There is no shortage of stunning places in Japan to enjoy the phenomenon, though the best days to see it vary from place to place and from year to year. Momijigari is often enjoyed in many different ways, including on hikes, picnics, drives, bike rides and camping trips.
Fall foliage forecast 2021
The turning of the leaves in Japan varies due to temperature, elevation, and latitude, and the best time to experience the phenomenon differs every year. In general, the autumn foliage season begins in mid-September on the island of Hokkaido, the northernmost island.
In other parts of Japan, like Tokyo and Kyoto, the best viewing times typically range from mid-October through early December. Peak viewing in each area typically lasts between two weeks to more than one month.
Therefore, while many regions peak in November, some areas can start changing as early as September or as late as December. When temperatures turn cold early, the Japanese fall colors appear sooner – up to several weeks early – and vice versa.
Where to see autumn leaves in Japan
Any region in Japan is really a good area for Koyo viewing in the autumn, and the best places to see autumn colors will largely depend on when you travel. If you are visiting a bustling city such as Tokyo, city parks offer thousands of trees for Koyo and Momji leaf hunting.
The country’s many mountainous hiking trails offer a great alternative option for those wishing to take in the Japanese countryside. The area surrounding Mount Fuji, including lake Kawaguchiko, and national parks such as Daisetsuzan in Hokkaido and Oze north of Tokyo are ideal for Momijigari.
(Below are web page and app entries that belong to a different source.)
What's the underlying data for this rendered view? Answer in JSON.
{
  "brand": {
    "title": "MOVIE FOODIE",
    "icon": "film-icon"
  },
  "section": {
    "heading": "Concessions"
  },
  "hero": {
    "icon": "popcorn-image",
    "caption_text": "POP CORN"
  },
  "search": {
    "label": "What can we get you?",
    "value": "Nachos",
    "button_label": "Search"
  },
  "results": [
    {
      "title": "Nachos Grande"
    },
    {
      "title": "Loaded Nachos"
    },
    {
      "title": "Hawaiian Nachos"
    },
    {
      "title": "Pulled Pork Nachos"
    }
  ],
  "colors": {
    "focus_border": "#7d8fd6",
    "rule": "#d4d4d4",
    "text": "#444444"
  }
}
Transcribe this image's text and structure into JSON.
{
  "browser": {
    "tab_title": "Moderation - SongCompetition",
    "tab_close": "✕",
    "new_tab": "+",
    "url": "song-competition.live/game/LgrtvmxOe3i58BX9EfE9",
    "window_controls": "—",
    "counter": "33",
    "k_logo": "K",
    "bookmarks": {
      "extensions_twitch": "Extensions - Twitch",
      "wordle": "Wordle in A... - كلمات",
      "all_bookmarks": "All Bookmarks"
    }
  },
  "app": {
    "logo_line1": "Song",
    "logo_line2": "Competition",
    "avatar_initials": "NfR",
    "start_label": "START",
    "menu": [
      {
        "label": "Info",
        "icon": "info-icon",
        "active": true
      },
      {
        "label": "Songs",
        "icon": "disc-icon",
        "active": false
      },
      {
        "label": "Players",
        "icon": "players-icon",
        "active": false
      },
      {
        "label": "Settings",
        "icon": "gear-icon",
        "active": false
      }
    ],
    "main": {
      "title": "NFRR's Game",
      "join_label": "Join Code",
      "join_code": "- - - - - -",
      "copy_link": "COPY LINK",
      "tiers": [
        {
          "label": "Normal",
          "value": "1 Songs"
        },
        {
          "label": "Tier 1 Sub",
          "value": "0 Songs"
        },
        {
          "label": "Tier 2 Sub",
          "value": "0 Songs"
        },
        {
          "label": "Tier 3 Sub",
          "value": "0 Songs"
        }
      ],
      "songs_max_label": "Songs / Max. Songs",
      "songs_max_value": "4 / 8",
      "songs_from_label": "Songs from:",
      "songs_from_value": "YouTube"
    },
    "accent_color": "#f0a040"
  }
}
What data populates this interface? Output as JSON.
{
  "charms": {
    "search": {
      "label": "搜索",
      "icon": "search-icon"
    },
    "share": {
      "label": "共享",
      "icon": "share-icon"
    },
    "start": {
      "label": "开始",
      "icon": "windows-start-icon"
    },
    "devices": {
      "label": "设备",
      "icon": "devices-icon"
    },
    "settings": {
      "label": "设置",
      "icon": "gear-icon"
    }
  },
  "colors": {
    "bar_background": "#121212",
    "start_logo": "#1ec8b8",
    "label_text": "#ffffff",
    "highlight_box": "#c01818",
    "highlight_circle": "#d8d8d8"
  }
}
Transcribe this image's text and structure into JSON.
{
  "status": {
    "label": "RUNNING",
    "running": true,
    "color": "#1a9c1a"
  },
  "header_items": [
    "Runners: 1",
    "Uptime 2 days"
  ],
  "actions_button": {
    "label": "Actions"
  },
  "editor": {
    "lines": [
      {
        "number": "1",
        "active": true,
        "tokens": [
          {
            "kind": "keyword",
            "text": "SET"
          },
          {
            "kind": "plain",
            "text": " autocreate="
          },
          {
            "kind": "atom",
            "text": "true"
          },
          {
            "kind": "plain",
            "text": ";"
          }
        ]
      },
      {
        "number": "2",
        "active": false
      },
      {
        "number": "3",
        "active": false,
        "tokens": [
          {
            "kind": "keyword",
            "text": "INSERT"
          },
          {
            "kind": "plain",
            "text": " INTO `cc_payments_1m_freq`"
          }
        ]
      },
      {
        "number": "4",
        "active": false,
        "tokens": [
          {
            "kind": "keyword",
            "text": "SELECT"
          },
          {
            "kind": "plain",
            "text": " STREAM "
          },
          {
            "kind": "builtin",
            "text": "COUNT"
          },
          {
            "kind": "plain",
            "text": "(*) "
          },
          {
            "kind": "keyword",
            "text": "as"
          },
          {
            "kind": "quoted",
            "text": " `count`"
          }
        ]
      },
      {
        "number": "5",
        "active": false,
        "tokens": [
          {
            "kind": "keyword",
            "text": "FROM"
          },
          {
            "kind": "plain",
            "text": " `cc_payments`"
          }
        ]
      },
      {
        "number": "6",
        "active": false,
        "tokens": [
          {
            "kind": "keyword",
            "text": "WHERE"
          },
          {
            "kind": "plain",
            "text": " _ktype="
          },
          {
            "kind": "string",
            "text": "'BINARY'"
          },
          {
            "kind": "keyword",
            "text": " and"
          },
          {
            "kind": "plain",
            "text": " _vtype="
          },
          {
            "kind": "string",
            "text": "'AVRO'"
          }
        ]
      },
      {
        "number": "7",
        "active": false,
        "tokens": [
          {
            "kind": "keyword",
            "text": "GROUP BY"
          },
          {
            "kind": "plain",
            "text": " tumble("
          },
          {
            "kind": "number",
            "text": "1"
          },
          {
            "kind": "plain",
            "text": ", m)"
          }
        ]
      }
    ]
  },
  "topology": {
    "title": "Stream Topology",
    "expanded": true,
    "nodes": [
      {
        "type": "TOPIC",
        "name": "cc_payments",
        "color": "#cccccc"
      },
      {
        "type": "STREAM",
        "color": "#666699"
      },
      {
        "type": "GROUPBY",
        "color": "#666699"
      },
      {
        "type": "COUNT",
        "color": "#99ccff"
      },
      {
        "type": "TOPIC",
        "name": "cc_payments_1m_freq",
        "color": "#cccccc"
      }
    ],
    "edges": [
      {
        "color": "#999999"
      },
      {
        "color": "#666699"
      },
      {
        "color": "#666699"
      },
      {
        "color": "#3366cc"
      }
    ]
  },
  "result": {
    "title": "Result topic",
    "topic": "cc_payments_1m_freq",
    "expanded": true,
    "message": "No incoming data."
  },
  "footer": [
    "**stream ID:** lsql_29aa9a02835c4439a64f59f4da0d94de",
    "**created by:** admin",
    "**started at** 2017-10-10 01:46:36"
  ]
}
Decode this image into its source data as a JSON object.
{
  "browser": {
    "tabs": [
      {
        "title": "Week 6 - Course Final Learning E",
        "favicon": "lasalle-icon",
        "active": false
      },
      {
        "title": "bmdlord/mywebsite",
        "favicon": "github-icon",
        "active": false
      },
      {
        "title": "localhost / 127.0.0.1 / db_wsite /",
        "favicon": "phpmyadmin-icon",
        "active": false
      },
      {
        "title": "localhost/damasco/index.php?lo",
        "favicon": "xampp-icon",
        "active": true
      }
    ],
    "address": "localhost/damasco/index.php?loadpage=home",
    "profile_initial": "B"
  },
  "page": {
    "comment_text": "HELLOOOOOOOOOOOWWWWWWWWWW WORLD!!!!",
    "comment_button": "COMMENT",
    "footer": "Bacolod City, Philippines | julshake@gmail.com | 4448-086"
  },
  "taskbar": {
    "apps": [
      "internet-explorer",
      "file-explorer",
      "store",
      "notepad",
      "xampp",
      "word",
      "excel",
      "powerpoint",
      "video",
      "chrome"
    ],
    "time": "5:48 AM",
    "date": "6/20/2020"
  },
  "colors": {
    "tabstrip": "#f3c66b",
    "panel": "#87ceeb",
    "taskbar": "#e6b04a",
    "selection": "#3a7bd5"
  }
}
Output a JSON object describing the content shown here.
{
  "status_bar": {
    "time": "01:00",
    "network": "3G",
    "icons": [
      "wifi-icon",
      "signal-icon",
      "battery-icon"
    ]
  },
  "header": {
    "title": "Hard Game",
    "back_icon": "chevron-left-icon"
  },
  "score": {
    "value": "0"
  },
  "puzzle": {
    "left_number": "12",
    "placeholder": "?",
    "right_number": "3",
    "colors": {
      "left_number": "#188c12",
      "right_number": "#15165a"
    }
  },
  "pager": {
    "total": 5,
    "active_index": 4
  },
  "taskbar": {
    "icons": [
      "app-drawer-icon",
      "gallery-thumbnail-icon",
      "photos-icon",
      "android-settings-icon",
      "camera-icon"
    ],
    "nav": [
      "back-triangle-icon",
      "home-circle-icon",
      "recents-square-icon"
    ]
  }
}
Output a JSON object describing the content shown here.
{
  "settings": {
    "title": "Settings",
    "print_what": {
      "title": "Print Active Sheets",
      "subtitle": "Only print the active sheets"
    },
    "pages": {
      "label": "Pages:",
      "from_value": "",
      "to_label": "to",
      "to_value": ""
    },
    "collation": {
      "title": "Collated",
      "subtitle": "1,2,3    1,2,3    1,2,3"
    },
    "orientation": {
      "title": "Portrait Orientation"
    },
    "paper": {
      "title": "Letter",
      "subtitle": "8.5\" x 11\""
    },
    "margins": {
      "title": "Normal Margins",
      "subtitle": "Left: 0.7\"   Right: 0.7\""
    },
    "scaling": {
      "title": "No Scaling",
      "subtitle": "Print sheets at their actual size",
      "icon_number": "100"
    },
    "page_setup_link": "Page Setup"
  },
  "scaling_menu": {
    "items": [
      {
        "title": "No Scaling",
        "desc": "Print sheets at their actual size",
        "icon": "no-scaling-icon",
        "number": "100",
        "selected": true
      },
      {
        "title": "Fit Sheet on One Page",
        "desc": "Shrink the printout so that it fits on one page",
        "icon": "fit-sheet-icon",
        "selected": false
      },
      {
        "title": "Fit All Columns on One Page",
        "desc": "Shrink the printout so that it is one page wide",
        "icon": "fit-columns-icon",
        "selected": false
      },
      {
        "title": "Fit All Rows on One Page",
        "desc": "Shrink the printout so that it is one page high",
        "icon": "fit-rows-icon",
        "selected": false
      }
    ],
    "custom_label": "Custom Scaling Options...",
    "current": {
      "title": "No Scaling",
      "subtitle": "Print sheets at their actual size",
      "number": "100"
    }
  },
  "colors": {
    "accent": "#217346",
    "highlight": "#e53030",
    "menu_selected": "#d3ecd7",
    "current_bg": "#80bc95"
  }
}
Another option is simply looking out the window while traveling by train if visiting the country with a Japan Rail Pass. Between stations, you’ll have the opportunity to observe the local countryside in all its autumn glory.
Best places in Kyoto
Kyoto is often considered the best city in Japan to view the impressive fall foliage, thanks in part to the large number of traditional temples with sprawling, forested grounds.
Some of the best Momijigari spots in Kyoto include:
- Arashiyama – An extensive bamboo forest on the outskirts of the city
- Daigo-Ji Gardens – A large green space popular with photographers in the autumn
- Daitoku-Ji – A temple with an impressive tunnel made out of maples at the entrance.
- Eikando Temple – The trees in these temple grounds are impressively lit during the fall
- Kinkaku-Ji – The gold-leaf coating of this famous temple is perfectly complemented by the colours of its surrounding trees in the autumn
- Nanzen-Ji – Made famous by the film Lost in Translation, which shot scenes at this temple during the fall
- Tenryu-Ji – A UNESCO World Heritage Site with an impressive landscape garden
- Tofukuji Temple – The Tsutenkyo Bridge in the temple grounds is one of the most popular leaf viewing spots in the city.
Best places in Tokyo
Although internationally known as a bustling metropolis, Tokyo is also packed with green spaces such as parks and gardens ideal for Momijigari. Some of the most popular include:
- Jingu Gaien Ginkgo Avenue – A famous street lined with ginko trees which turn a bright yellow in the autumn
- Koishikawa Korakuen – A popular garden, close to the Tokyo Dome, which boasts a large number of maple trees
- Mount Takao – Located on the outskirts of the city, this busy weekend destination is ideal for an autumn hike
- Oze National Park – Another popular hiking spot, located around 100 kilometers to the north of the city
- Rikugien Garden – An impressive landscape garden popular for both red leaf and cherry blossom viewing
- Shinjuku Gyoen – A large city park popular for autumn picnics
- Ueno Park – This large green space boasts over 9,000 trees with spectacular colors in the fall
- Yoyogi Park – Located close to the trendy Harajuku neighborhood and offers a mix of both ginkos and maples with spectacular autumn colors.